Task goal: The entries follow. Please return all of them exactly.

Stored items:
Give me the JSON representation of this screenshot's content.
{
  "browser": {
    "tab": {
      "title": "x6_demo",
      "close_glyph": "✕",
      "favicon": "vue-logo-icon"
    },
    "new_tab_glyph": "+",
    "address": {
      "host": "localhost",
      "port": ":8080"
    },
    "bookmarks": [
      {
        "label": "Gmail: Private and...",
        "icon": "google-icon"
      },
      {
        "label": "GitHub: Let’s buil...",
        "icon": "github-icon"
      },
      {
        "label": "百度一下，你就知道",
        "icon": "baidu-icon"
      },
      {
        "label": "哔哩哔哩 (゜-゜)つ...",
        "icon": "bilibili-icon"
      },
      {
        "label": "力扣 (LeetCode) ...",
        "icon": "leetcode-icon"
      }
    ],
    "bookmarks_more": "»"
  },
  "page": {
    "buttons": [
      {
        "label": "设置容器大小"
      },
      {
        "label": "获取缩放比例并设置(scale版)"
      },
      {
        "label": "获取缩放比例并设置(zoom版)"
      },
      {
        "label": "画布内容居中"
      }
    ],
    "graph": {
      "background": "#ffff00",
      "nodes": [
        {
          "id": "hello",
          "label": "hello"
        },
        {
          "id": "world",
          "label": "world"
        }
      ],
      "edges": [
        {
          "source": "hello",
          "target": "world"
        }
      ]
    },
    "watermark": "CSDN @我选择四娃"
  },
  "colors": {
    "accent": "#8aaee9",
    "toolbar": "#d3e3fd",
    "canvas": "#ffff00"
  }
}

Exercise answer:
Give me the JSON representation of this screenshot's content.
{
  "browser": {
    "tab": {
      "title": "x6_demo",
      "close_glyph": "✕",
      "favicon": "vue-logo-icon"
    },
    "new_tab_glyph": "+",
    "address": {
      "host": "localhost",
      "port": ":8080"
    },
    "bookmarks": [
      {
        "label": "Gmail: Private and...",
        "icon": "google-icon"
      },
      {
        "label": "GitHub: Let’s buil...",
        "icon": "github-icon"
      },
      {
        "label": "百度一下，你就知道",
        "icon": "baidu-icon"
      },
      {
        "label": "哔哩哔哩 (゜-゜)つ...",
        "icon": "bilibili-icon"
      },
      {
        "label": "力扣 (LeetCode) ...",
        "icon": "leetcode-icon"
      }
    ],
    "bookmarks_more": "»"
  },
  "page": {
    "buttons": [
      {
        "label": "设置容器大小"
      },
      {
        "label": "获取缩放比例并设置(scale版)"
      },
      {
        "label": "获取缩放比例并设置(zoom版)"
      },
      {
        "label": "画布内容居中"
      }
    ],
    "graph": {
      "background": "#ffff00",
      "nodes": [
        {
          "id": "hello",
          "label": "hello"
        },
        {
          "id": "world",
          "label": "world"
        }
      ],
      "edges": [
        {
          "source": "hello",
          "target": "world"
        }
      ]
    },
    "watermark": "CSDN @我选择四娃"
  },
  "colors": {
    "accent": "#8aaee9",
    "toolbar": "#d3e3fd",
    "canvas": "#ffff00"
  }
}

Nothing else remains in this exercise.